* Collection entries:

>>

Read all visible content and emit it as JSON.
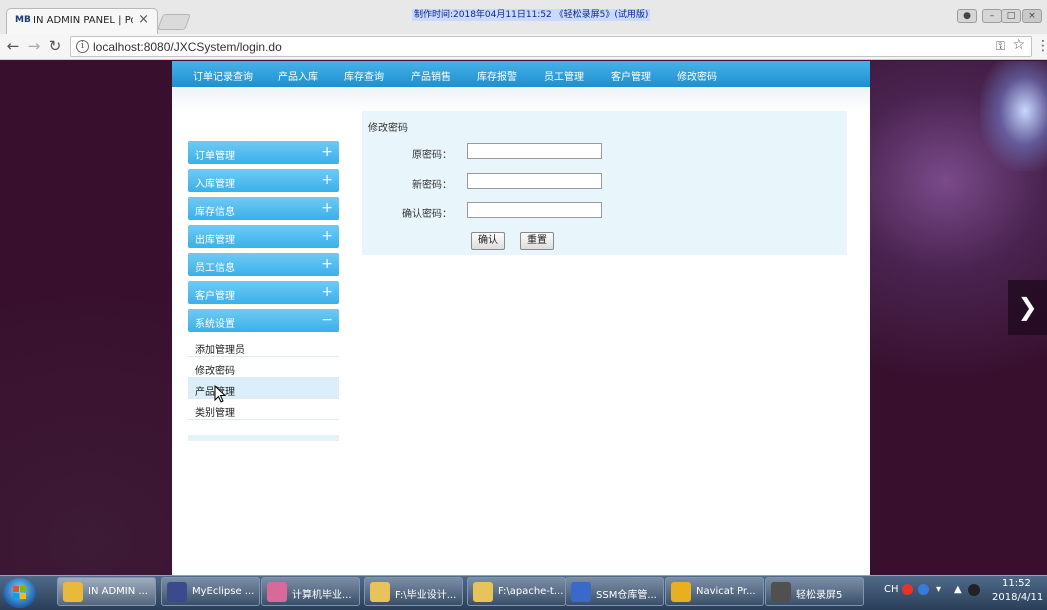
{
  "browser": {
    "tab_title": "IN ADMIN PANEL | Po",
    "tab_favicon": "MB",
    "url": "localhost:8080/JXCSystem/login.do",
    "recording_banner": "制作时间:2018年04月11日11:52 《轻松录屏5》(试用版)",
    "icons": {
      "back": "back-arrow-icon",
      "forward": "forward-arrow-icon",
      "reload": "reload-icon",
      "info": "info-icon",
      "key": "key-icon",
      "bookmark": "star-icon",
      "menu": "kebab-menu-icon"
    }
  },
  "topnav": {
    "items": [
      "订单记录查询",
      "产品入库",
      "库存查询",
      "产品销售",
      "库存报警",
      "员工管理",
      "客户管理",
      "修改密码"
    ]
  },
  "sidebar": {
    "groups": [
      {
        "label": "订单管理",
        "toggle": "+"
      },
      {
        "label": "入库管理",
        "toggle": "+"
      },
      {
        "label": "库存信息",
        "toggle": "+"
      },
      {
        "label": "出库管理",
        "toggle": "+"
      },
      {
        "label": "员工信息",
        "toggle": "+"
      },
      {
        "label": "客户管理",
        "toggle": "+"
      },
      {
        "label": "系统设置",
        "toggle": "−"
      }
    ],
    "sub_items": [
      "添加管理员",
      "修改密码",
      "产品管理",
      "类别管理"
    ]
  },
  "form": {
    "title": "修改密码",
    "old_password_label": "原密码：",
    "new_password_label": "新密码：",
    "confirm_password_label": "确认密码：",
    "old_password_value": "",
    "new_password_value": "",
    "confirm_password_value": "",
    "confirm_button": "确认",
    "reset_button": "重置"
  },
  "taskbar": {
    "tasks": [
      {
        "label": "IN ADMIN ...",
        "icon": "chrome-icon",
        "color": "#e8b93a"
      },
      {
        "label": "MyEclipse ...",
        "icon": "myeclipse-icon",
        "color": "#3a4a8a"
      },
      {
        "label": "计算机毕业...",
        "icon": "chat-app-icon",
        "color": "#d86a9a"
      },
      {
        "label": "F:\\毕业设计...",
        "icon": "folder-icon",
        "color": "#e8c25a"
      },
      {
        "label": "F:\\apache-t...",
        "icon": "folder-icon",
        "color": "#e8c25a"
      },
      {
        "label": "SSM仓库管...",
        "icon": "word-document-icon",
        "color": "#3a6ac8"
      },
      {
        "label": "Navicat Pr...",
        "icon": "navicat-icon",
        "color": "#e8b020"
      },
      {
        "label": "轻松录屏5",
        "icon": "screen-recorder-icon",
        "color": "#505050"
      }
    ],
    "tray": {
      "ime": "CH",
      "time": "11:52",
      "date": "2018/4/11"
    }
  },
  "colors": {
    "nav_blue": "#2a9ad8",
    "sidebar_blue": "#4ab8ec",
    "form_bg": "#e8f6fc"
  }
}
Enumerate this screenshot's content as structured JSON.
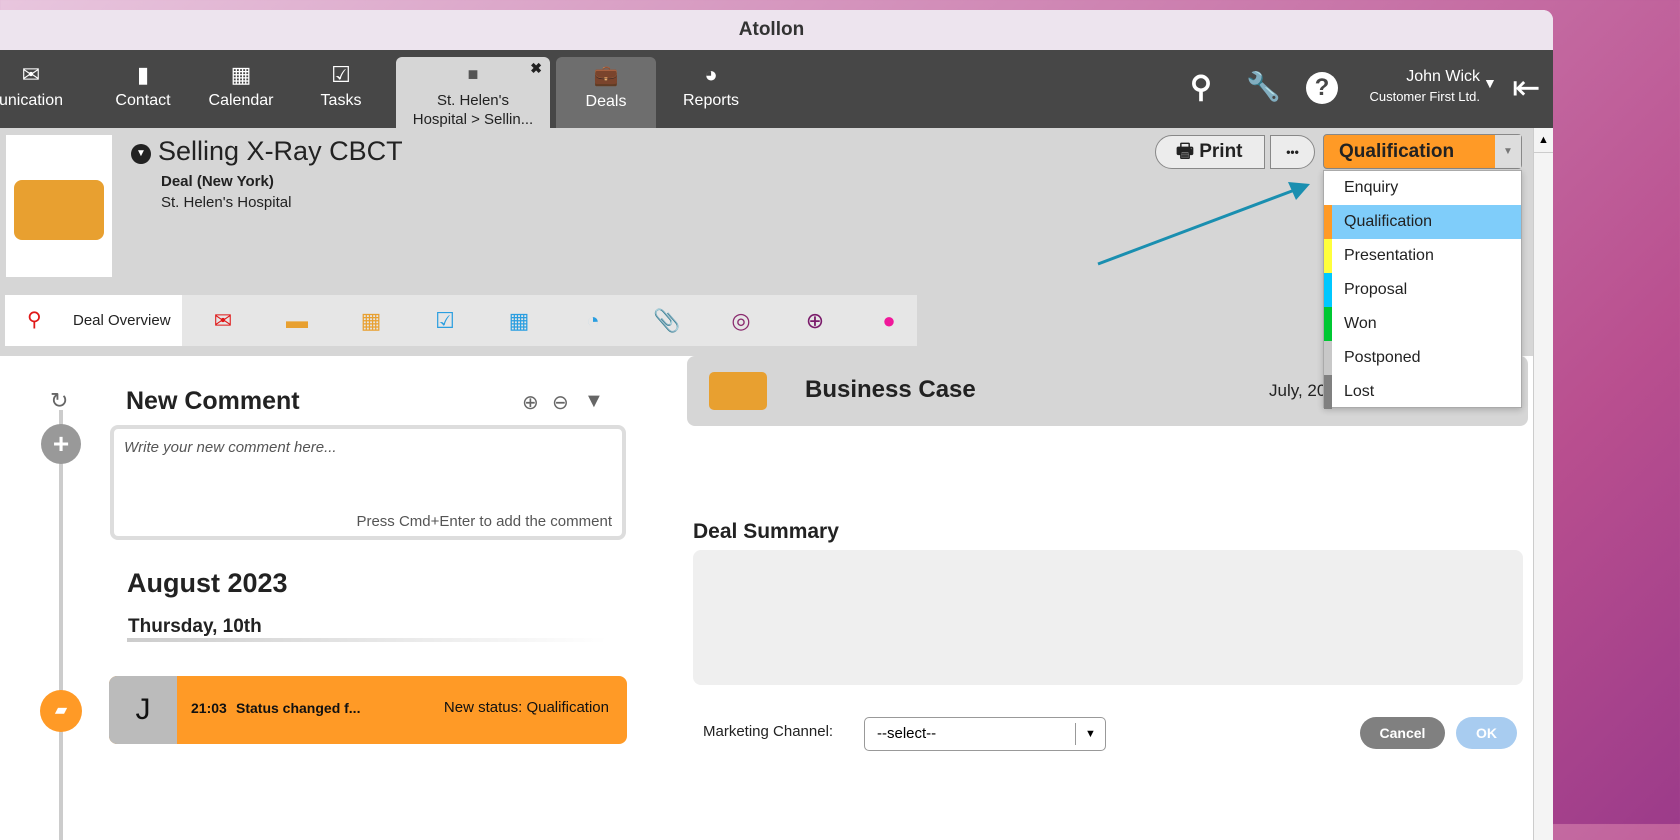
{
  "window": {
    "title": "Atollon"
  },
  "nav": {
    "items": [
      {
        "label": "unication",
        "icon": "envelope-icon"
      },
      {
        "label": "Contact",
        "icon": "contact-book-icon"
      },
      {
        "label": "Calendar",
        "icon": "calendar-icon"
      },
      {
        "label": "Tasks",
        "icon": "checkbox-icon"
      }
    ],
    "open_tab": {
      "label_line1": "St. Helen's",
      "label_line2": "Hospital > Sellin...",
      "close": "✖"
    },
    "deals": "Deals",
    "reports": "Reports",
    "user": {
      "name": "John Wick",
      "company": "Customer First Ltd."
    }
  },
  "deal": {
    "title": "Selling X-Ray CBCT",
    "type": "Deal (New York)",
    "company": "St. Helen's Hospital"
  },
  "toolbar": {
    "print": "Print",
    "more": "•••",
    "status": "Qualification"
  },
  "status_options": [
    {
      "label": "Enquiry",
      "color": "#ffffff"
    },
    {
      "label": "Qualification",
      "color": "#ff9a26"
    },
    {
      "label": "Presentation",
      "color": "#ffff3c"
    },
    {
      "label": "Proposal",
      "color": "#00c8ff"
    },
    {
      "label": "Won",
      "color": "#00c832"
    },
    {
      "label": "Postponed",
      "color": "#c8c8c8"
    },
    {
      "label": "Lost",
      "color": "#808080"
    }
  ],
  "tabs": {
    "overview": "Deal Overview"
  },
  "comments": {
    "title": "New Comment",
    "placeholder": "Write your new comment here...",
    "hint": "Press Cmd+Enter to add the comment",
    "month": "August 2023",
    "day": "Thursday, 10th",
    "entry": {
      "avatar": "J",
      "time": "21:03",
      "text": "Status changed f...",
      "status": "New status: Qualification"
    }
  },
  "business_case": {
    "title": "Business Case",
    "date": "July, 20"
  },
  "summary": {
    "title": "Deal Summary"
  },
  "marketing": {
    "label": "Marketing Channel:",
    "value": "--select--"
  },
  "actions": {
    "cancel": "Cancel",
    "ok": "OK"
  }
}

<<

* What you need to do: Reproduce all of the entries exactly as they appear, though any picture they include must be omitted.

* Solution to the exercise:
Read all visible content and emit it as JSON.
{
  "browser": {
    "tab_title": "IN ADMIN PANEL | Po",
    "tab_favicon": "MB",
    "url": "localhost:8080/JXCSystem/login.do",
    "recording_banner": "制作时间:2018年04月11日11:52 《轻松录屏5》(试用版)",
    "icons": {
      "back": "back-arrow-icon",
      "forward": "forward-arrow-icon",
      "reload": "reload-icon",
      "info": "info-icon",
      "key": "key-icon",
      "bookmark": "star-icon",
      "menu": "kebab-menu-icon"
    }
  },
  "topnav": {
    "items": [
      "订单记录查询",
      "产品入库",
      "库存查询",
      "产品销售",
      "库存报警",
      "员工管理",
      "客户管理",
      "修改密码"
    ]
  },
  "sidebar": {
    "groups": [
      {
        "label": "订单管理",
        "toggle": "+"
      },
      {
        "label": "入库管理",
        "toggle": "+"
      },
      {
        "label": "库存信息",
        "toggle": "+"
      },
      {
        "label": "出库管理",
        "toggle": "+"
      },
      {
        "label": "员工信息",
        "toggle": "+"
      },
      {
        "label": "客户管理",
        "toggle": "+"
      },
      {
        "label": "系统设置",
        "toggle": "−"
      }
    ],
    "sub_items": [
      "添加管理员",
      "修改密码",
      "产品管理",
      "类别管理"
    ]
  },
  "form": {
    "title": "修改密码",
    "old_password_label": "原密码：",
    "new_password_label": "新密码：",
    "confirm_password_label": "确认密码：",
    "old_password_value": "",
    "new_password_value": "",
    "confirm_password_value": "",
    "confirm_button": "确认",
    "reset_button": "重置"
  },
  "taskbar": {
    "tasks": [
      {
        "label": "IN ADMIN ...",
        "icon": "chrome-icon",
        "color": "#e8b93a"
      },
      {
        "label": "MyEclipse ...",
        "icon": "myeclipse-icon",
        "color": "#3a4a8a"
      },
      {
        "label": "计算机毕业...",
        "icon": "chat-app-icon",
        "color": "#d86a9a"
      },
      {
        "label": "F:\\毕业设计...",
        "icon": "folder-icon",
        "color": "#e8c25a"
      },
      {
        "label": "F:\\apache-t...",
        "icon": "folder-icon",
        "color": "#e8c25a"
      },
      {
        "label": "SSM仓库管...",
        "icon": "word-document-icon",
        "color": "#3a6ac8"
      },
      {
        "label": "Navicat Pr...",
        "icon": "navicat-icon",
        "color": "#e8b020"
      },
      {
        "label": "轻松录屏5",
        "icon": "screen-recorder-icon",
        "color": "#505050"
      }
    ],
    "tray": {
      "ime": "CH",
      "time": "11:52",
      "date": "2018/4/11"
    }
  },
  "colors": {
    "nav_blue": "#2a9ad8",
    "sidebar_blue": "#4ab8ec",
    "form_bg": "#e8f6fc"
  }
}
Enumerate this screenshot's content as structured JSON.
{
  "window": {
    "title": "Atollon"
  },
  "nav": {
    "items": [
      {
        "label": "unication",
        "icon": "envelope-icon"
      },
      {
        "label": "Contact",
        "icon": "contact-book-icon"
      },
      {
        "label": "Calendar",
        "icon": "calendar-icon"
      },
      {
        "label": "Tasks",
        "icon": "checkbox-icon"
      }
    ],
    "open_tab": {
      "label_line1": "St. Helen's",
      "label_line2": "Hospital > Sellin...",
      "close": "✖"
    },
    "deals": "Deals",
    "reports": "Reports",
    "user": {
      "name": "John Wick",
      "company": "Customer First Ltd."
    }
  },
  "deal": {
    "title": "Selling X-Ray CBCT",
    "type": "Deal (New York)",
    "company": "St. Helen's Hospital"
  },
  "toolbar": {
    "print": "Print",
    "more": "•••",
    "status": "Qualification"
  },
  "status_options": [
    {
      "label": "Enquiry",
      "color": "#ffffff"
    },
    {
      "label": "Qualification",
      "color": "#ff9a26"
    },
    {
      "label": "Presentation",
      "color": "#ffff3c"
    },
    {
      "label": "Proposal",
      "color": "#00c8ff"
    },
    {
      "label": "Won",
      "color": "#00c832"
    },
    {
      "label": "Postponed",
      "color": "#c8c8c8"
    },
    {
      "label": "Lost",
      "color": "#808080"
    }
  ],
  "tabs": {
    "overview": "Deal Overview"
  },
  "comments": {
    "title": "New Comment",
    "placeholder": "Write your new comment here...",
    "hint": "Press Cmd+Enter to add the comment",
    "month": "August 2023",
    "day": "Thursday, 10th",
    "entry": {
      "avatar": "J",
      "time": "21:03",
      "text": "Status changed f...",
      "status": "New status: Qualification"
    }
  },
  "business_case": {
    "title": "Business Case",
    "date": "July, 20"
  },
  "summary": {
    "title": "Deal Summary"
  },
  "marketing": {
    "label": "Marketing Channel:",
    "value": "--select--"
  },
  "actions": {
    "cancel": "Cancel",
    "ok": "OK"
  }
}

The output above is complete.